Spain starts to reap rewards of one Brexit benefit
British tourists in Spain are taking advantage of a perk that the UK’s exit from the EU has brought on: tax-free holiday shopping. Although they’re already splurging more than ever, it remains an untapped diamond for the Spanish economy.
Around 715,000 British tourists visited Spain during August 2021, the Spanish government announced on Monday, representing around one in every seven of the 5.2 million international tourists that spent their holidays in the country during the summer month.
It’s a far cry from the 2.1 million Britons who reached Spanish shores in August 2019, but the pandemic together with the UK’s strict traffic-light system and costly testing requirements have all contributed to dissuading many from going abroad.
However, Spanish authorities are feeling rather buoyant about the future of British tourism in Spain now that Brexit has come into force.
The reason for this is that as non-EU residents, UK holidaymakers in Spain or in other countries in the bloc can claim back VAT of up to 21 percent on goods they buy during their trips.
It does not apply to services– you can’t get the VAT back on your restaurant bills, car rental, theatre tickets, flights, or train tickets. But it does apply to fashion items, cosmetics, jewellery, technology, and some food and drink items.
The tax-free agreement has opened up a wealth of possibilities for Spain’s retail and tourism sector, both of which are looking to attract big spenders in a similar way to how their French and Italian counterparts do.
So far, there is a reason for Spain to feel confident this new arrangement could have a positive impact.
From January to September 2021, British tourists who deducted VAT spent an average €1,337 (£1,139) on their purchases, higher than any other non-EU nationality and far above the 2019 annual average of €357.
According to figures from tourism shopping tax refund company Global Blue, so far this year Chinese tourists who deducted VAT have been the second biggest spenders in Spain averaging €837 in purchased goods.
But as things stand, many British tourists in Spain are still unaware of this Brexit-induced shopping perk.
“According to the retail stores in Spain, only 10 percent of British tourists who have bought in Spain have taken advantage of the VAT refund,” Global Blue’s General Director in Spain Luis Llorca is quoted as saying in El País.
“It’s a very low percentage since for the rest of non-EU nationalities the rate of awareness is always above 50 per cent”.

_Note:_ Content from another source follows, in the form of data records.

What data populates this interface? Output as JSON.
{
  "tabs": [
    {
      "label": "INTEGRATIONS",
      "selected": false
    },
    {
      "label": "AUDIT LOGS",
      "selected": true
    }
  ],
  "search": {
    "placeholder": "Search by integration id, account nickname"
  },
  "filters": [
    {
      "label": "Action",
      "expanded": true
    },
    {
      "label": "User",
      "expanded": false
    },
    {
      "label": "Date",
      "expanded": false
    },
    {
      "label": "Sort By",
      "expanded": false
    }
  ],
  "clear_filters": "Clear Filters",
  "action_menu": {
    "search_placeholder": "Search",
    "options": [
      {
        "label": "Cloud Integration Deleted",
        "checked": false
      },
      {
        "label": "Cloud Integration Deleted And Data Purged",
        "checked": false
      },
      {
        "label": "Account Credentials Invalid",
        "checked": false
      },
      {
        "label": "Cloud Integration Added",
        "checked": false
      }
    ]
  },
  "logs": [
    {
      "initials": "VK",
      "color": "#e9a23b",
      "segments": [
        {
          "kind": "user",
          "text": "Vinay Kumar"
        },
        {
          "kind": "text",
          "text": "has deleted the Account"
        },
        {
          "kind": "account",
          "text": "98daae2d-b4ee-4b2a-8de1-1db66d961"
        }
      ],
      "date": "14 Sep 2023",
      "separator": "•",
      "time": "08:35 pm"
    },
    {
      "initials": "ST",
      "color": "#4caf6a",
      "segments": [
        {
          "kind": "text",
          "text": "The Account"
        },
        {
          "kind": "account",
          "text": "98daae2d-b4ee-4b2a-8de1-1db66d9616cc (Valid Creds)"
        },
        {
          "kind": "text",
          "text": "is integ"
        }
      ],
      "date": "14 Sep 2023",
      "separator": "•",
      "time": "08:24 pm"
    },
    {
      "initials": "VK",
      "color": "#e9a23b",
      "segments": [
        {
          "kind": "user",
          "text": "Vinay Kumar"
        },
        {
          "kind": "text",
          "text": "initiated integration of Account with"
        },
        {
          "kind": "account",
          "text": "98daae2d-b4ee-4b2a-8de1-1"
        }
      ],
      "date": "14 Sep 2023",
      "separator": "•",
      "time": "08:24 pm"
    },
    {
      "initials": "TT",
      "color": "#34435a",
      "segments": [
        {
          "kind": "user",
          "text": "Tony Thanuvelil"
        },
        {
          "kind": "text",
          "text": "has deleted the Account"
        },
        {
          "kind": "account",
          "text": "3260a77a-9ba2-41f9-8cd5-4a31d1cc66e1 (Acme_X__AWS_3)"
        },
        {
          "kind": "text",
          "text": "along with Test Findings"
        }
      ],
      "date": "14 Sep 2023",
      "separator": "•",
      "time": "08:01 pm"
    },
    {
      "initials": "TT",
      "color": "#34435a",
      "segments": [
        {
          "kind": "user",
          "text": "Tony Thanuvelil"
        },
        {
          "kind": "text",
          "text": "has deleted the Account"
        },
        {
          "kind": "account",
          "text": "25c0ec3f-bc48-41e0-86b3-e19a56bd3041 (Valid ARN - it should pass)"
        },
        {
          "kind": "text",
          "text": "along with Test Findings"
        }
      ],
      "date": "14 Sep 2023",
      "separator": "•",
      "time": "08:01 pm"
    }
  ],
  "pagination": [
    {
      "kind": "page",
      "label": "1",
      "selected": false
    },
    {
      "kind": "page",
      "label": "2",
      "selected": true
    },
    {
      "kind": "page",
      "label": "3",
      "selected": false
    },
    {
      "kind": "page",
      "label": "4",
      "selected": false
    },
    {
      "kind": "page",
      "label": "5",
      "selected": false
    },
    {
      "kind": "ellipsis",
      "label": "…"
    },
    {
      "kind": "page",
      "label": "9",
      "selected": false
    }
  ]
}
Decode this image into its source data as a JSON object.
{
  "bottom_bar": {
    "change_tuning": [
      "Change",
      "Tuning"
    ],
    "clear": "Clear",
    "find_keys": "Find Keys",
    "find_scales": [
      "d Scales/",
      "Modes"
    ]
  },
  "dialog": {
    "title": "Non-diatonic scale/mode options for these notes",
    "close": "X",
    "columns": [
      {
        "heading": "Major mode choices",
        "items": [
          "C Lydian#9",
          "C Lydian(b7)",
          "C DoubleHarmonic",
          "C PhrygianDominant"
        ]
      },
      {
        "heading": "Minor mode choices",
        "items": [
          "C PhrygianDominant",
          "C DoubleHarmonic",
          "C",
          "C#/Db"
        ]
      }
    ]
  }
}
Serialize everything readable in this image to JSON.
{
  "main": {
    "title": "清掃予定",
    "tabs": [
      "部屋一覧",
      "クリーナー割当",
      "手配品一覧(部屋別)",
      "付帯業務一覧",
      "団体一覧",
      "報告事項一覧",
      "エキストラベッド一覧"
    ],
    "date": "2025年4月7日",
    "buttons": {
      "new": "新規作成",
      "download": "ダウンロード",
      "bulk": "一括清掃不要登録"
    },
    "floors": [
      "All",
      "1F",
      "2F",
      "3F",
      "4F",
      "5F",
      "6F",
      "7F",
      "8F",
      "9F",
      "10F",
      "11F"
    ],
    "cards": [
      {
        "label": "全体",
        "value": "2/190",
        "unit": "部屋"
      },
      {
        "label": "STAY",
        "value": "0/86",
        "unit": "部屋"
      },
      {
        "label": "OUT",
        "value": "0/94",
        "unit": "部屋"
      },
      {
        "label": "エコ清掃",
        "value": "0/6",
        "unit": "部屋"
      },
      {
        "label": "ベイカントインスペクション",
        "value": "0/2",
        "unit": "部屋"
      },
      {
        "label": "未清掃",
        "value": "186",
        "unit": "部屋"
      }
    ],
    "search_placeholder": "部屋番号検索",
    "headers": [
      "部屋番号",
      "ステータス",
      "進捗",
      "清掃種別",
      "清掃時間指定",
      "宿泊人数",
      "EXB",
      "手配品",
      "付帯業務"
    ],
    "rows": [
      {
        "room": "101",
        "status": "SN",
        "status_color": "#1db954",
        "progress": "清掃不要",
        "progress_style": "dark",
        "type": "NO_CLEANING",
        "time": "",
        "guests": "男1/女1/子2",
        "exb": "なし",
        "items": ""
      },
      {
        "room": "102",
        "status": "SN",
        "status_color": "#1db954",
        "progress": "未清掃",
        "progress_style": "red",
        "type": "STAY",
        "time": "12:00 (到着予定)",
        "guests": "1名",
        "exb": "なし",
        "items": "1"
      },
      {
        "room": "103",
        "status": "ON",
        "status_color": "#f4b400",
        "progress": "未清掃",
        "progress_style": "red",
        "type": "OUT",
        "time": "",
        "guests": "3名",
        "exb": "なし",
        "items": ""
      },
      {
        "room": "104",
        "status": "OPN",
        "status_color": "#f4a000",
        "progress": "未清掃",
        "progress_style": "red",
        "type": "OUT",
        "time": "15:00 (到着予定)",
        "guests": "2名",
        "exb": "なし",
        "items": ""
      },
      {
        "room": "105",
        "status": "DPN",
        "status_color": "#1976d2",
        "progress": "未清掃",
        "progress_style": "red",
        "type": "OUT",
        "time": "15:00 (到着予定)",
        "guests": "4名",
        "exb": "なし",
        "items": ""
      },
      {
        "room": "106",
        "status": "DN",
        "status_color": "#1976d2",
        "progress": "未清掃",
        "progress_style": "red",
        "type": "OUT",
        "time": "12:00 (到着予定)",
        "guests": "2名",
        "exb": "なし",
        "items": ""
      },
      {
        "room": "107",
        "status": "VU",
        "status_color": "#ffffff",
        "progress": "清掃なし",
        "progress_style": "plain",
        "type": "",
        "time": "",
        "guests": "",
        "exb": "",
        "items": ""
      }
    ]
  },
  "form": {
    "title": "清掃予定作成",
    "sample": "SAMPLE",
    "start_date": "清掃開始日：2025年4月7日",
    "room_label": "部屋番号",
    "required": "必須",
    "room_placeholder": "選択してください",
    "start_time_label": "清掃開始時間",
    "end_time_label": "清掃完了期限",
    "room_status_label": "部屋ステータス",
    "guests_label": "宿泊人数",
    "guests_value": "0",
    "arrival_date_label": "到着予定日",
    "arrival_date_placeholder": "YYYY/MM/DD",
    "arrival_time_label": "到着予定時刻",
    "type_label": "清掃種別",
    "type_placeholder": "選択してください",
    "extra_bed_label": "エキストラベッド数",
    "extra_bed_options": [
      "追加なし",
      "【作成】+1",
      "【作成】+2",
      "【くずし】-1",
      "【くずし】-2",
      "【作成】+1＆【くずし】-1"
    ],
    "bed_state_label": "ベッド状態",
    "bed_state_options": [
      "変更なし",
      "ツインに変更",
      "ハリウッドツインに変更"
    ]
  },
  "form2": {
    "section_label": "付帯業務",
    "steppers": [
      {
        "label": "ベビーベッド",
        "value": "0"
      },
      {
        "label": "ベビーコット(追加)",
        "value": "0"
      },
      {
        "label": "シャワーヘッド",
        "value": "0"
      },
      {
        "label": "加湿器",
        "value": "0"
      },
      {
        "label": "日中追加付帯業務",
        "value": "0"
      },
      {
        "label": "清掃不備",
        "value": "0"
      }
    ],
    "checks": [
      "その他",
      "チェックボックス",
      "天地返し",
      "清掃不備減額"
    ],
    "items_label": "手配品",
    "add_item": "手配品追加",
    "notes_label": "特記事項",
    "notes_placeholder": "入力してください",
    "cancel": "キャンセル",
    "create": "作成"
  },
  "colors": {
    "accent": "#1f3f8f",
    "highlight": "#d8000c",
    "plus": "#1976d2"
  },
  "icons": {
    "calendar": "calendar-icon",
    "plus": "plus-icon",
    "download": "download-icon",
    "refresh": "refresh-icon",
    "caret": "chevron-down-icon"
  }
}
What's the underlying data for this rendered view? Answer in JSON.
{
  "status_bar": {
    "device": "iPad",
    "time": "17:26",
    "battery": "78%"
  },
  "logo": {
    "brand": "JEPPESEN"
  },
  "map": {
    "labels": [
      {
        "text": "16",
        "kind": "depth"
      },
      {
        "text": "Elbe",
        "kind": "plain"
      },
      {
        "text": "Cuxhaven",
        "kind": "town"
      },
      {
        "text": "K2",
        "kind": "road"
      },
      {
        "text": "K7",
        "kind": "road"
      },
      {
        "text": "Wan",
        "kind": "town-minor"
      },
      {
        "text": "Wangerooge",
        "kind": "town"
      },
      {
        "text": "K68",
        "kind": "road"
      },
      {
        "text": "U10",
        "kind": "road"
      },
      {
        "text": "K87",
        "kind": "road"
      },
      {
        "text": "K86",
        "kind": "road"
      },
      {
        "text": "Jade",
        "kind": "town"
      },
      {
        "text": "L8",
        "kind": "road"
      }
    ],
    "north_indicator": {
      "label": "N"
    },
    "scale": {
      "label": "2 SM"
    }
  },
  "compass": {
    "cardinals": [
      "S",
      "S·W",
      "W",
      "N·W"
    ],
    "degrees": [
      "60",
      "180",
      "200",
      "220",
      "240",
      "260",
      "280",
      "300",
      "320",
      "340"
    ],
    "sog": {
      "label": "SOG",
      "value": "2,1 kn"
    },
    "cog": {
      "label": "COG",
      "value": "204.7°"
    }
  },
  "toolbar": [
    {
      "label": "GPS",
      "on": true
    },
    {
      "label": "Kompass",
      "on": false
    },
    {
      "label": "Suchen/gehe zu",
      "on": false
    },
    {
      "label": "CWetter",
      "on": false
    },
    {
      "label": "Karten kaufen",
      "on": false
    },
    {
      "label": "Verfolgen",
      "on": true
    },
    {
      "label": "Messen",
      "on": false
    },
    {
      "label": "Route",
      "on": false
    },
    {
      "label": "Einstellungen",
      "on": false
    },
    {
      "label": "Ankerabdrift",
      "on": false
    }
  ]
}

For Llorca, it’s hard to estimate how much this market could be worth in the current climate and with so little time since the UK left the EU, but it could be hundreds of millions or billions.
“There’s a correlation between VAT deductions and the positive impact this has on a country’s GDP,” Llorca added.
“In general terms, for each additional euro of VAT refund, demand increases by 1.45 euros and GDP increases by 35 cents.”
Shop owners don’t take on the VAT cost nor does it represent a financial loss for the country, as in tax-free shopping the operation is export so it doesn’t carry VAT.
Global Blue’s study “Brexit and Spain as a shopping destination” revealed that six out of ten UK tourists are willing to spend 50 percent of their holiday budget on shopping.
Spain’s retail sector (except for in the Canary Islands where there’s no tax-free system) finds itself in an enviable situation, but according to the experts, it must act quickly.
It faces stiff competition from countries such as Germany, France, Italy or Portugal and currently only gets 9 percent of the EU’s tax-free pie.
But one factor that does play in Spain’s favour is that in normal pre-pandemic times it’s the favourite destination of British tourists, welcoming 18 million in 2019.
During the summer, El Corte Inglés department stores and Iberia partnered up to raise awareness among British holidaymakers of their newfound shopping benefits.
But according to Global Blue’s General Director in Spain, “Spanish authorities have not yet made the necessary effort to publicise this possibility of return on purchases”.
It’s an opportunity that cannot be missed, with at least €2.6 billion for the taking just in 2021.
Published thelocal.es 07 October 2021